In the large-scale installation Catch A Stick of Fire (III-V) (2022), live orchids rest in bullet shaped planters, suspended from the ceiling by a metal structure resembling a firework. Composed of fleshy, sensuous florals and aluminum, a pliable metal commonly found in personal care products like deodorant and sunscreen, Catch A Stick of Fire clings tightly to the body. Designed to evoke the fireworks set off across the nation in protest of police violence during the summer of 2020, the architecture of the sculpture also refers to the spread of the movement itself, whereby a single act of killing can spark demonstrations across the nation. The bullet shape planters also imply a violent, explosive event: when the trigger is pulled the casing bursts open and shatters. But, Meris asserts, where there is fissure, there can be repair.
An outgrowth of the artist’s self-care gardening practice developed during the pandemic, the orchid plants will be watered and tended to over the course of the exhibition. As the flowers bloom and thrive in their planters, Catch a Stick of Fire suggests that with proper care, there is always an opportunity for rebirth and restoration.
Jeffrey Meris (b. 1991, Haiti) lives and works in New York. He received an AA in Arts and Crafts from the University of The Bahamas in 2012, a BFA in Sculpture from the Tyler School of Art in 2015, and an MFA in Visual Arts from Columbia University in 2019.
Recent solo and two-person exhibitions include Still Standing, White Columns, New York (2021); Free Body, Mestre Projects, Albany, Bahamas (2021); This is Mine, That is Yours, D’Aguilar Art Foundation, Nassau (2017).
Recent group exhibitions include Sanctuary, Socrates Sculpture Park, Astoria, NY (2021); Un/Common Proximity, James Cohan Gallery, New York (2021); Seascape Poetics, Concordia University, Montreal (2021); overmydeadbody, Luggage Store Gallery, San Francisco (2020); Scenes from the Collection, Jewish Museum, New York (2018).

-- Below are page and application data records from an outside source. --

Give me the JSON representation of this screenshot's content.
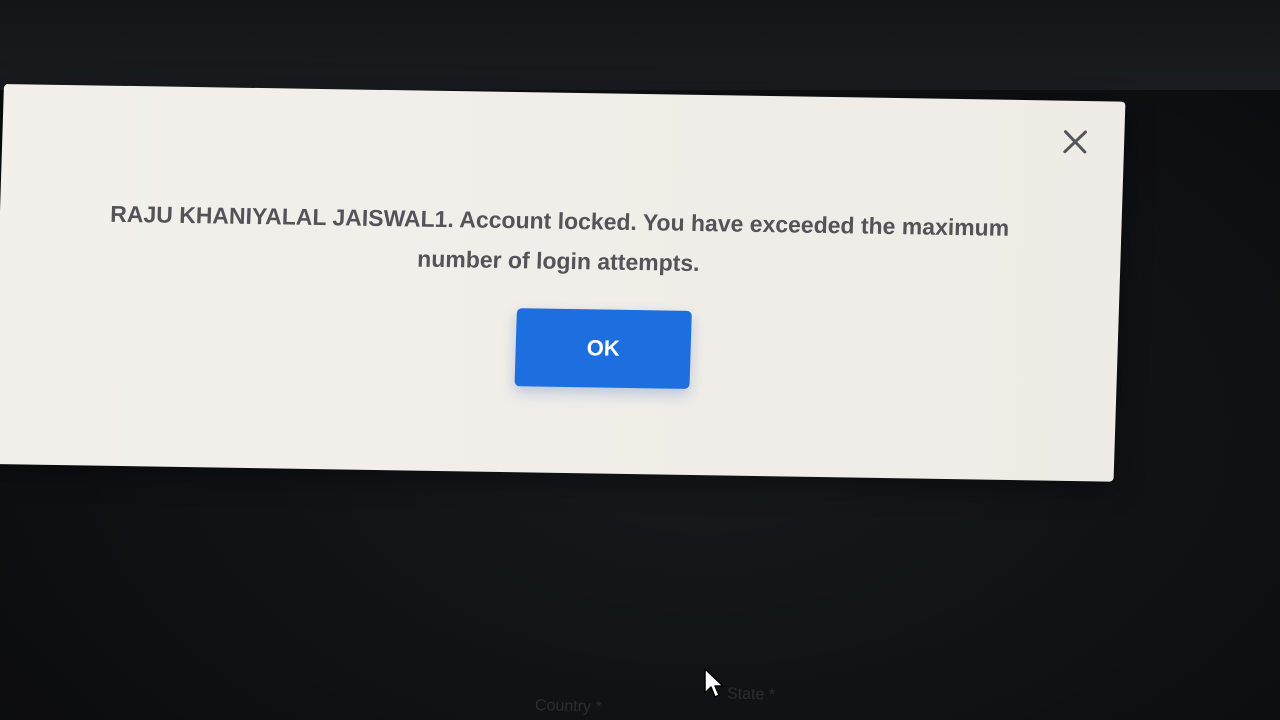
{
  "dialog": {
    "message": "RAJU KHANIYALAL JAISWAL1. Account locked. You have exceeded the maximum number of login attempts.",
    "ok_label": "OK",
    "close_icon": "close-icon"
  },
  "background_form": {
    "country_label": "Country *",
    "state_label": "State *"
  },
  "colors": {
    "button": "#1d6fe0",
    "dialog_background": "#f1eee9",
    "message_text": "#555359",
    "page_background": "#15171b"
  }
}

Meris was included in the 2016 National Art Gallery of the Bahamas biennial, was a 2019 artist-in-residence at the Skowhegan School of Painting and Sculpture and a 2020 NXTHVN Studio Fellow, and is currently a fellow at Sharpe-Walentas Studio Program in Brooklyn.